• Task prompt:
Anywhere the string "累计阅读" shows up in the listing below, copy the line it is in.

^^^^^^^^

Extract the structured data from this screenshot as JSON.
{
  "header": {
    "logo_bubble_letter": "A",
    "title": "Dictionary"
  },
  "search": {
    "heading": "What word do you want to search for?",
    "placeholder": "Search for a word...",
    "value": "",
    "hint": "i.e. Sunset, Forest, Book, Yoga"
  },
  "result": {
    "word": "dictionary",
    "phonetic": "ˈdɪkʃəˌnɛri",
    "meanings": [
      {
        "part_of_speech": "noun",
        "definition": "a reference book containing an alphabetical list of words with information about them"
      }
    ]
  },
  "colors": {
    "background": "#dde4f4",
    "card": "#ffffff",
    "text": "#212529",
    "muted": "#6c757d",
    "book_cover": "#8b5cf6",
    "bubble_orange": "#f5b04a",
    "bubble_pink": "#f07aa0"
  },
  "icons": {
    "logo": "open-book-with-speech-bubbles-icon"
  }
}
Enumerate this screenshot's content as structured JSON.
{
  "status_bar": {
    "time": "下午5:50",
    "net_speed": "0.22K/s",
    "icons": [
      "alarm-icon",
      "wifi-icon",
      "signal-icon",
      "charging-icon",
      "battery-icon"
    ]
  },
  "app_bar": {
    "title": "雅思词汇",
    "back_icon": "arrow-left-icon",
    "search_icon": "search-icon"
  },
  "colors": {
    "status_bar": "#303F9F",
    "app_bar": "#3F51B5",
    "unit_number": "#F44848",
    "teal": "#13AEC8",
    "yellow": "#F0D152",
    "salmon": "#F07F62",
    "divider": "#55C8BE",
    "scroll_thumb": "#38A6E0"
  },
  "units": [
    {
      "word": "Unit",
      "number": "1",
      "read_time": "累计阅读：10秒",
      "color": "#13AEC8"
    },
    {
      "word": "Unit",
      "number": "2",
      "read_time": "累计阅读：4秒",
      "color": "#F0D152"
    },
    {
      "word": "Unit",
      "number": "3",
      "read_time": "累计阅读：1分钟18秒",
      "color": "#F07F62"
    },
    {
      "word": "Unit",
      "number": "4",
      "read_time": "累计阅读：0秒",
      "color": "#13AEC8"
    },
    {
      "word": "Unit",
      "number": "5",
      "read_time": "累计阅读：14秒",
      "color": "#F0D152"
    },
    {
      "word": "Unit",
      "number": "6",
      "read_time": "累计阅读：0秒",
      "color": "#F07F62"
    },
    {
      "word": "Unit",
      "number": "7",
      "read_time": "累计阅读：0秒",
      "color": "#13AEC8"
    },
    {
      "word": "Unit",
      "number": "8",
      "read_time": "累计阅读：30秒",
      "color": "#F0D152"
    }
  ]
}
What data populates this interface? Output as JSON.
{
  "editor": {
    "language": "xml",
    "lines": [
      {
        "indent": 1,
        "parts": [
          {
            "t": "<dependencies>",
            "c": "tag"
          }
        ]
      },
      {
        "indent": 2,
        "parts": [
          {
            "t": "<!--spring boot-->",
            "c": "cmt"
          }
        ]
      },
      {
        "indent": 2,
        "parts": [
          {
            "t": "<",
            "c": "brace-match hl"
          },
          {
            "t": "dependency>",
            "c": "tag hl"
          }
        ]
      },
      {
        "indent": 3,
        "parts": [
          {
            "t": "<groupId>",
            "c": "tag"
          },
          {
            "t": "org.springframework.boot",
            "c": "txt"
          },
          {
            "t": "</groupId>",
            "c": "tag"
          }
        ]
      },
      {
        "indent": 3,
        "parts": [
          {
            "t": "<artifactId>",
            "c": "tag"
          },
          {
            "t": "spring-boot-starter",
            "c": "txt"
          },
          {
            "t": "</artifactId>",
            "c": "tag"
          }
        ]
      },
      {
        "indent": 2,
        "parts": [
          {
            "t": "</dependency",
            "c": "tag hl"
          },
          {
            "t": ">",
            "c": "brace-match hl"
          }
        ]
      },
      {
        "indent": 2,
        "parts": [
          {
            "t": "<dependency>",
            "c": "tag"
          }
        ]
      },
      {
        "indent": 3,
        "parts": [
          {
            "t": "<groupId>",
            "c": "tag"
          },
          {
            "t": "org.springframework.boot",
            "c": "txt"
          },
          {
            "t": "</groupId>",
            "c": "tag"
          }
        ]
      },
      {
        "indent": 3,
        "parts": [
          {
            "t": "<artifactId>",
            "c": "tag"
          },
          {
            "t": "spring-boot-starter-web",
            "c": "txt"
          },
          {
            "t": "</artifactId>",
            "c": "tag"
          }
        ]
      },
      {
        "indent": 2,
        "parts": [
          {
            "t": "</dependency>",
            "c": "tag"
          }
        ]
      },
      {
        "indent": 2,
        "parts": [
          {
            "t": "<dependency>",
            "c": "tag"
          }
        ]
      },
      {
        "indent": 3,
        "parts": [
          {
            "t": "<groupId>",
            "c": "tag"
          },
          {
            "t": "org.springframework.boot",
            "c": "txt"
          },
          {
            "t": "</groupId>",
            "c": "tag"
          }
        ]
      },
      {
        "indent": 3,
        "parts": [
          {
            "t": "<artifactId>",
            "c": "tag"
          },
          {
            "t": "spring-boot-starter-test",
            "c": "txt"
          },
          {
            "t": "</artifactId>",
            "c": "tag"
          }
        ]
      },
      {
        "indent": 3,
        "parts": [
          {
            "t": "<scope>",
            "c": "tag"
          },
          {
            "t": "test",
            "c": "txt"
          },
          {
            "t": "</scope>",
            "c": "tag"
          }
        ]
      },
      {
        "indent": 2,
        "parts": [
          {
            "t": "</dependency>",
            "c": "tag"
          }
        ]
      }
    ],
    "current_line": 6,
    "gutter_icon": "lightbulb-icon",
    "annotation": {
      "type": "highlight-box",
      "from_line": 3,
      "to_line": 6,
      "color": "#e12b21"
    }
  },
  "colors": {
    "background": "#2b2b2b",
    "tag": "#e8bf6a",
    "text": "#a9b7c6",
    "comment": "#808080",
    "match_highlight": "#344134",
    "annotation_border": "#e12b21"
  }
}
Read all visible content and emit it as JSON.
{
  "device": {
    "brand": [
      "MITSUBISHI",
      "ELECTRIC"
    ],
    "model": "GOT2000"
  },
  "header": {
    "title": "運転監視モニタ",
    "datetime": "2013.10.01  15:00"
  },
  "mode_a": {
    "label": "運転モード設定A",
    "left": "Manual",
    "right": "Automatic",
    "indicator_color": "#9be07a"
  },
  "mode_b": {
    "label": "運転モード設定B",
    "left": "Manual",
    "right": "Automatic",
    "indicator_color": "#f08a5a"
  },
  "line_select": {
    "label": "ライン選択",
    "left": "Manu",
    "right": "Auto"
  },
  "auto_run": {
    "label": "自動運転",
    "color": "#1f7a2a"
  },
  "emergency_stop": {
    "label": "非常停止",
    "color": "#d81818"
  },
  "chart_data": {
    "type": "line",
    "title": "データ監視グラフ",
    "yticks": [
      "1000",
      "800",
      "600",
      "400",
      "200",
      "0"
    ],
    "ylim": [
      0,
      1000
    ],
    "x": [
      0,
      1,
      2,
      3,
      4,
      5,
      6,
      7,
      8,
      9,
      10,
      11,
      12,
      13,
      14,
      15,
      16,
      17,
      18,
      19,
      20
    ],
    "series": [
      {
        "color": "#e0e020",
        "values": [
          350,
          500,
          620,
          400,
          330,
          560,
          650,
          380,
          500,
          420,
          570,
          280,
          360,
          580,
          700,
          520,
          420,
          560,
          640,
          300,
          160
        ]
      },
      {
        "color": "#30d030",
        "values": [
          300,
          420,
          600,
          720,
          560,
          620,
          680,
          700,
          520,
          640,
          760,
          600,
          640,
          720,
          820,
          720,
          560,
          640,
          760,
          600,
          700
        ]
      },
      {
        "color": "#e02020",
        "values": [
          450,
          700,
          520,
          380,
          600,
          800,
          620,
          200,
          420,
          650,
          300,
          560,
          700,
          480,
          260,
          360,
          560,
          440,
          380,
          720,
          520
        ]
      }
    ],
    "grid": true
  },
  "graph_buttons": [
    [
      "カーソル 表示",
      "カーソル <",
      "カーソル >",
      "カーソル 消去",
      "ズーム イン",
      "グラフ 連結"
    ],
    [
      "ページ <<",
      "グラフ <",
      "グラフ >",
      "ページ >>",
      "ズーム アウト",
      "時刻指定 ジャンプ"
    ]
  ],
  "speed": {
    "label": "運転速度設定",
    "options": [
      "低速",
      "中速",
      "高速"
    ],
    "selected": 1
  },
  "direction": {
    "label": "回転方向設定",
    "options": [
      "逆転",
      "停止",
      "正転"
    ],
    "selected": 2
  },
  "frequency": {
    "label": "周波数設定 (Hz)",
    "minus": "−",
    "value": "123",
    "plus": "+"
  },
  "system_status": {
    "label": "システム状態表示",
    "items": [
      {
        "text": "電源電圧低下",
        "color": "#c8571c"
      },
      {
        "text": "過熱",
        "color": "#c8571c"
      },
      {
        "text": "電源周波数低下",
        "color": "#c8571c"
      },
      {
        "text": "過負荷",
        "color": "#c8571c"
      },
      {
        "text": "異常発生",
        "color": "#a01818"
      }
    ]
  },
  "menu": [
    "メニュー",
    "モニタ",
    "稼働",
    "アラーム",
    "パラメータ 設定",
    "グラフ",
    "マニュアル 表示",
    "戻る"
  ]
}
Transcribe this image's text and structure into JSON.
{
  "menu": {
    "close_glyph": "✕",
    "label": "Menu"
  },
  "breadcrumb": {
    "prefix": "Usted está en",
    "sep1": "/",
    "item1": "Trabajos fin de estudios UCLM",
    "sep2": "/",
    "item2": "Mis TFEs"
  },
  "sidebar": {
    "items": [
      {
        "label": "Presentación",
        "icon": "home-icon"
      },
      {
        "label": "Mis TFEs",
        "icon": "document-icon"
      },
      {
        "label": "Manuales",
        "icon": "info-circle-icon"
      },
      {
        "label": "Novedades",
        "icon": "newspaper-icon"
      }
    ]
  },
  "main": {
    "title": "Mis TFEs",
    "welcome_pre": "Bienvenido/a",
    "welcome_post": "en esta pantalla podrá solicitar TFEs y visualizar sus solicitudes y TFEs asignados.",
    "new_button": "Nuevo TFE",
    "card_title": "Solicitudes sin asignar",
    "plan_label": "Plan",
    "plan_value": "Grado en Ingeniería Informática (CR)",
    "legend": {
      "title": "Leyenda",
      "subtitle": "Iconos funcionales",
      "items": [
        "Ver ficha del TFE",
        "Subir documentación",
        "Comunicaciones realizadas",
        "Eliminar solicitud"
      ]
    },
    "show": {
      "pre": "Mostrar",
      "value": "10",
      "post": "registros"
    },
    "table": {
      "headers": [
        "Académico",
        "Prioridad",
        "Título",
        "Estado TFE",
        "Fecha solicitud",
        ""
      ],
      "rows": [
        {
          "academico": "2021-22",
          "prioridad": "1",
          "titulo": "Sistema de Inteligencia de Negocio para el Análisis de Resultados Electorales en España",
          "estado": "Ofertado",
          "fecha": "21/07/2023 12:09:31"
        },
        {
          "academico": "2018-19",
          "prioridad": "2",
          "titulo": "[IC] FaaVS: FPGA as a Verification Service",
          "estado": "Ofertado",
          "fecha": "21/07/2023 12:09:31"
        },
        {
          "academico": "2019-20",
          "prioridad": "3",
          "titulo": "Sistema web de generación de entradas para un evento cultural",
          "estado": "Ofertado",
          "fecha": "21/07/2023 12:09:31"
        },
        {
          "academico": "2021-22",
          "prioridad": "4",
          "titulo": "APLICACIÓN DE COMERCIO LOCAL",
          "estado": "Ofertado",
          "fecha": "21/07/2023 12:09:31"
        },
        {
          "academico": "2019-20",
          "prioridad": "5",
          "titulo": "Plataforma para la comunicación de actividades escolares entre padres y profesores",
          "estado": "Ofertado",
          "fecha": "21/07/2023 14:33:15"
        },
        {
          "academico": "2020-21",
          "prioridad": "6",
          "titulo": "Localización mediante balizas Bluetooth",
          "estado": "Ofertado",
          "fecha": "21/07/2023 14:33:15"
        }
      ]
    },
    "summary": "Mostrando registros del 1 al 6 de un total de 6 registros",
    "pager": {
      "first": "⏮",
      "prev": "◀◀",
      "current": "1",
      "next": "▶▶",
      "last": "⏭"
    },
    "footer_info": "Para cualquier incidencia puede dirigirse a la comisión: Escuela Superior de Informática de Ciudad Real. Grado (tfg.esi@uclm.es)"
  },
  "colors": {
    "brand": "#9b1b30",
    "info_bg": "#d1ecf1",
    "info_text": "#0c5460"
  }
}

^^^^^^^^

• Final answer:
      "read_time": "累计阅读：10秒",
      "read_time": "累计阅读：4秒",
      "read_time": "累计阅读：1分钟18秒",
      "read_time": "累计阅读：0秒",
      "read_time": "累计阅读：14秒",
      "read_time": "累计阅读：0秒",
      "read_time": "累计阅读：0秒",
      "read_time": "累计阅读：30秒",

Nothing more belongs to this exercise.